The listing below should be printed exactly, every line of it. Skip the pictures.

■ **THE RECORDS**:

┏━━

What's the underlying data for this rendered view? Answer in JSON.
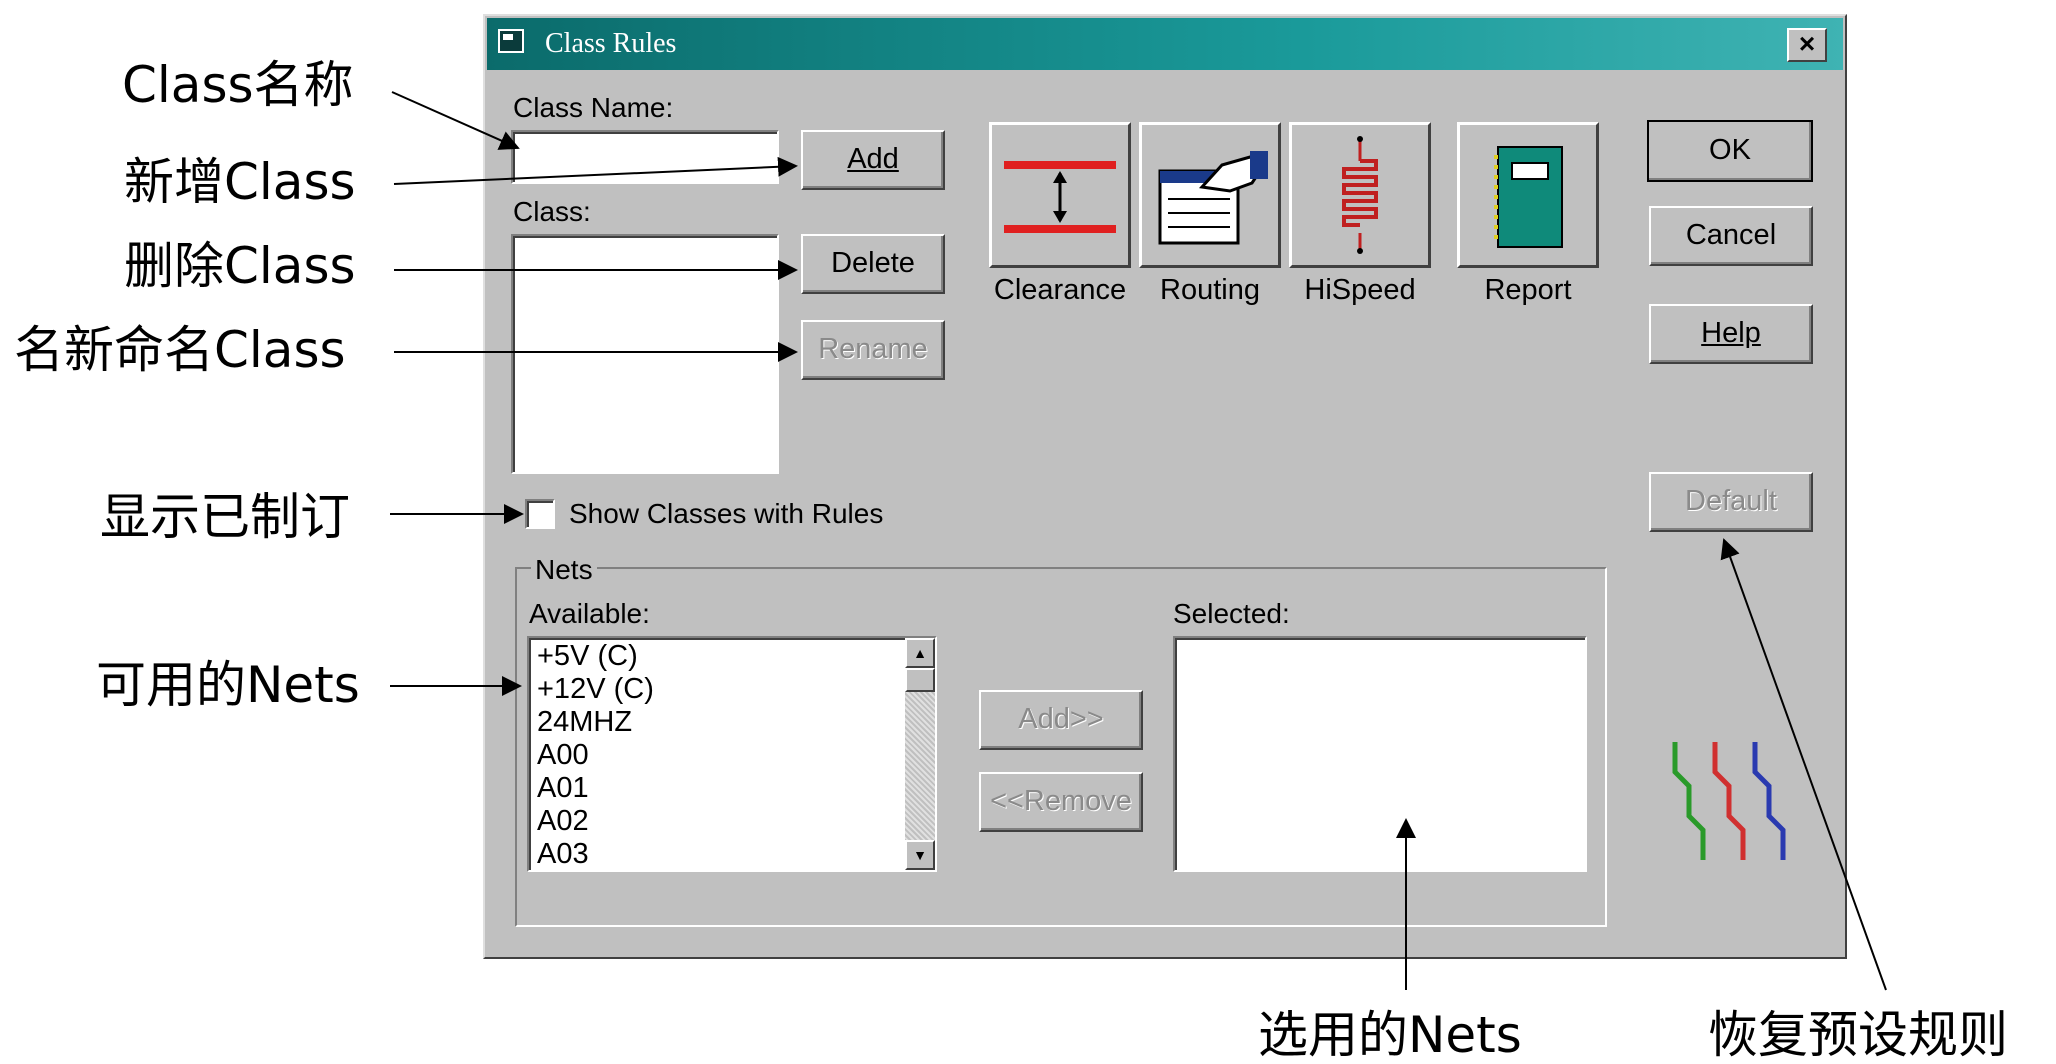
{
  "dialog": {
    "title": "Class Rules",
    "close_label": "×",
    "class_name_label": "Class Name:",
    "class_name_value": "",
    "class_label": "Class:",
    "buttons": {
      "add": "Add",
      "delete": "Delete",
      "rename": "Rename",
      "ok": "OK",
      "cancel": "Cancel",
      "help": "Help",
      "default": "Default"
    },
    "rule_buttons": [
      {
        "label": "Clearance",
        "icon": "clearance-icon"
      },
      {
        "label": "Routing",
        "icon": "routing-icon"
      },
      {
        "label": "HiSpeed",
        "icon": "hispeed-icon"
      },
      {
        "label": "Report",
        "icon": "report-icon"
      }
    ],
    "show_classes_checkbox": {
      "label": "Show Classes with Rules",
      "checked": false
    },
    "nets": {
      "group_label": "Nets",
      "available_label": "Available:",
      "selected_label": "Selected:",
      "available_items": [
        "+5V (C)",
        "+12V (C)",
        "24MHZ",
        "A00",
        "A01",
        "A02",
        "A03"
      ],
      "selected_items": [],
      "add_button": "Add>>",
      "remove_button": "<<Remove"
    }
  },
  "annotations": {
    "class_name": "Class名称",
    "add_class": "新增Class",
    "delete_class": "删除Class",
    "rename_class": "名新命名Class",
    "show_defined": "显示已制订",
    "available_nets": "可用的Nets",
    "selected_nets": "选用的Nets",
    "restore_defaults": "恢复预设规则"
  },
  "colors": {
    "titlebar": "#0b6b6b",
    "dialog_bg": "#c0c0c0"
  }
}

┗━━

■ **OUTPUT OF THE TASK**:
What's the underlying data for this rendered view? Answer in JSON.
{
  "dialog": {
    "title": "Class Rules",
    "close_label": "×",
    "class_name_label": "Class Name:",
    "class_name_value": "",
    "class_label": "Class:",
    "buttons": {
      "add": "Add",
      "delete": "Delete",
      "rename": "Rename",
      "ok": "OK",
      "cancel": "Cancel",
      "help": "Help",
      "default": "Default"
    },
    "rule_buttons": [
      {
        "label": "Clearance",
        "icon": "clearance-icon"
      },
      {
        "label": "Routing",
        "icon": "routing-icon"
      },
      {
        "label": "HiSpeed",
        "icon": "hispeed-icon"
      },
      {
        "label": "Report",
        "icon": "report-icon"
      }
    ],
    "show_classes_checkbox": {
      "label": "Show Classes with Rules",
      "checked": false
    },
    "nets": {
      "group_label": "Nets",
      "available_label": "Available:",
      "selected_label": "Selected:",
      "available_items": [
        "+5V (C)",
        "+12V (C)",
        "24MHZ",
        "A00",
        "A01",
        "A02",
        "A03"
      ],
      "selected_items": [],
      "add_button": "Add>>",
      "remove_button": "<<Remove"
    }
  },
  "annotations": {
    "class_name": "Class名称",
    "add_class": "新增Class",
    "delete_class": "删除Class",
    "rename_class": "名新命名Class",
    "show_defined": "显示已制订",
    "available_nets": "可用的Nets",
    "selected_nets": "选用的Nets",
    "restore_defaults": "恢复预设规则"
  },
  "colors": {
    "titlebar": "#0b6b6b",
    "dialog_bg": "#c0c0c0"
  }
}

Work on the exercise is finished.